Do you see your golf scores getting lower year after year? Do you know fore sure that you will play better next year than you are this year or are you simply hoping that will be the case? Do you have clear goals of how good you want to play this game and a distinct plan for how to reach those goals? Or are wandering aimlessly, using a tip of the week approach to shoot lower scores? Put simply, do you play reactive golf or do you have your own Personal Performance Plan?
Reactive golf is where the majority of players find themselves. They go to the range or out on the course, hit a poor shot and then react to that shot by trying something different on the next shot. The hope is that because what they did on the last shot didn’t work out perfectly, if they try something different on the next shot maybe that will give them a better result. The change is typically something they have read in a magazine, seen on TV or it maybe a tip from a well meaning, playing partner. The change may work on the next shot, but the improvement is usually short lived and they are looking for another swing change following the next poor shot. Ultimately, there is no long-term improvement and a lot of frustration.
The best players in the world and ones you know who have seen their scores reduce season after season attack the improvement of their golf game in a systematic way that all but guarantees improvement. It is a simple, four step process that anyone can follow:
Step 1: Assess your current game – This can be done by tracking how many fairways you hit, how many greens you hit and how many putts you take. For a more detailed analysis, you can work with a PGA Professional and complete a skills test. A skills test can take up to about 90 minutes but will show you very clearly exactly what areas of your game are holding you back.
Step 2: Set goals and design a plan – Based on the results of your assessment, decide what area of your game require improvement for you to see the biggest change in your golf scores. You may also need some technical advice on changing your technique to achieve the desired results. This is a step that is best completed with your golf instructor.
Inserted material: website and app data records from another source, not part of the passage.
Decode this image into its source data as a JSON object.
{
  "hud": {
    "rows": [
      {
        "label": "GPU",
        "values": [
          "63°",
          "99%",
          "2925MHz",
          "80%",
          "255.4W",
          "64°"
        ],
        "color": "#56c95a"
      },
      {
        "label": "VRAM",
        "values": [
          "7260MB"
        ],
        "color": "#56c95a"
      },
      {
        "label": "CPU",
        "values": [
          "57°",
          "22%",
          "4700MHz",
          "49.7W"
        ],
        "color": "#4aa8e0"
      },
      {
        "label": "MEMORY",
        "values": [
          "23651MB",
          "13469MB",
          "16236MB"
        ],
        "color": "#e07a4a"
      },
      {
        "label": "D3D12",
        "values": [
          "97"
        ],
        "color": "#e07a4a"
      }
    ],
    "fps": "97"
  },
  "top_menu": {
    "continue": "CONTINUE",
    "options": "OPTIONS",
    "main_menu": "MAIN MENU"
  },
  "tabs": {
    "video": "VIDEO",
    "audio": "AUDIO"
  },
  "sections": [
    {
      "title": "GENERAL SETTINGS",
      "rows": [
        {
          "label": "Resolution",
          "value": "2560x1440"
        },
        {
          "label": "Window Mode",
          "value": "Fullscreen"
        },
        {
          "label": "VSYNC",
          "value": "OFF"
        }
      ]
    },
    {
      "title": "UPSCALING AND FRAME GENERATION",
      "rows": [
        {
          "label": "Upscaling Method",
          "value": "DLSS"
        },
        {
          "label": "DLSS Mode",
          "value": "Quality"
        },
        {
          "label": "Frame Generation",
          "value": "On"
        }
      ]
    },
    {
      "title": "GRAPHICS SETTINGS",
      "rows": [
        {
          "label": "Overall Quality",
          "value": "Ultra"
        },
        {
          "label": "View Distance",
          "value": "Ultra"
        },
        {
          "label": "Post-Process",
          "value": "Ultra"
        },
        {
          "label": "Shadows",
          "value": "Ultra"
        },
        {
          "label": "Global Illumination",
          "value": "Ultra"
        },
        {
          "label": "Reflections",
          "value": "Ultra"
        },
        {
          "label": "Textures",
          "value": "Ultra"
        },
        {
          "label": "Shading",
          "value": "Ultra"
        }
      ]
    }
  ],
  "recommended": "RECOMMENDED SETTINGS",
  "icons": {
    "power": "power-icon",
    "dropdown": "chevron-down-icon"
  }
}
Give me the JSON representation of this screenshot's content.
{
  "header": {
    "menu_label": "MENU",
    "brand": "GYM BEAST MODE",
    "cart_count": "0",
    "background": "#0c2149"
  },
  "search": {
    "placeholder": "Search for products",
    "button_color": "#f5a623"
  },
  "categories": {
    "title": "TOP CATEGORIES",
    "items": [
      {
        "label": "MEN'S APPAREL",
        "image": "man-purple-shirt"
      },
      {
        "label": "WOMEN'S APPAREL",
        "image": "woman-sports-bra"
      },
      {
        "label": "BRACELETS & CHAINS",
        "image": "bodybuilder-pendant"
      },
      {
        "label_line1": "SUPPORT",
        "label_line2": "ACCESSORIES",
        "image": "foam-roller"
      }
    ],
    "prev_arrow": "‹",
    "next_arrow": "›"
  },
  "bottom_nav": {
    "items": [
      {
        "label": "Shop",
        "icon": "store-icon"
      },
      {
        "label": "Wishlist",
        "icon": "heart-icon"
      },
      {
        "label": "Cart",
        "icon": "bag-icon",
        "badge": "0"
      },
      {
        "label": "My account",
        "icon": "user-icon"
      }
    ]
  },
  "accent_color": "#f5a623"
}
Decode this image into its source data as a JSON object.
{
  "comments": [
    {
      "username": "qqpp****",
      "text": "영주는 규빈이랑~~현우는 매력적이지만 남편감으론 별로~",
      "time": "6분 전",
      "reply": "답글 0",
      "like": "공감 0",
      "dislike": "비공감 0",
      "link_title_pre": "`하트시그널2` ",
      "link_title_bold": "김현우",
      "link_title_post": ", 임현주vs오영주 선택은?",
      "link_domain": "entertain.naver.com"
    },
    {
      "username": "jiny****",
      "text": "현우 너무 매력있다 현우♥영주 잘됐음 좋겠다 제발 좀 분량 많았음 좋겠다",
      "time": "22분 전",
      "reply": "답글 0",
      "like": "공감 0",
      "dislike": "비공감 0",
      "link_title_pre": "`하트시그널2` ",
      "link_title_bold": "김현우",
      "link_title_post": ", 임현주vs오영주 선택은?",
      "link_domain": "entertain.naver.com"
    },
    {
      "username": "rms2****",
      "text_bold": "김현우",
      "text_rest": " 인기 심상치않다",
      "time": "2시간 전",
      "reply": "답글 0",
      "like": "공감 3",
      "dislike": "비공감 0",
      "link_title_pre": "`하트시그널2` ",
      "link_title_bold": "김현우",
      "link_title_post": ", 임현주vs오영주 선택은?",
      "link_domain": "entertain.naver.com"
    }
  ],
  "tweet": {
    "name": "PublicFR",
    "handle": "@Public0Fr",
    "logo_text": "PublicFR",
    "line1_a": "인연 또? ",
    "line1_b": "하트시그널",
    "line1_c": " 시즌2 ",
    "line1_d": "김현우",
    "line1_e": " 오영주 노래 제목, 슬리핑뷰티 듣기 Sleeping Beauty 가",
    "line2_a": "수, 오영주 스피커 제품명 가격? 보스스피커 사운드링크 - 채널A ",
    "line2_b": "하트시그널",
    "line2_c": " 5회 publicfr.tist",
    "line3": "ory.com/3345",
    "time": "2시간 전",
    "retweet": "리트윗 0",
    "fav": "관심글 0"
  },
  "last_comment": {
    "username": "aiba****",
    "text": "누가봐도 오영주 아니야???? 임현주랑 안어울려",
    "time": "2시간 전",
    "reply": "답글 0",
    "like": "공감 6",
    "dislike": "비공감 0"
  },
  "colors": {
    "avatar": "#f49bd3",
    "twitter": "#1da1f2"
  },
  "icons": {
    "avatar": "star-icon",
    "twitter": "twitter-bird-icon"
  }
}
Step 3: Execute the plan – Work through the specific practice, technical work or drills that are required to help you make the required change. Don’t quit on the execution even if you see no immediate improvement. Stick with the plan for the time frame you designated in the goal setting stage.
Step 4: Test – Test that the changes you have worked towards have occurred and are resulting in the designated improvement. This can be done by completing another skills test or tracking your results on the course.
Find a dedicated Golf Coach who employs such a process in their teaching and is willing to take you through a personalized program. Repeat the cycle over and over with them and watch your scores get better and better.
For more information on my teachings, please visit my website here: http://www.derekhoopergolf.com/. Thanks!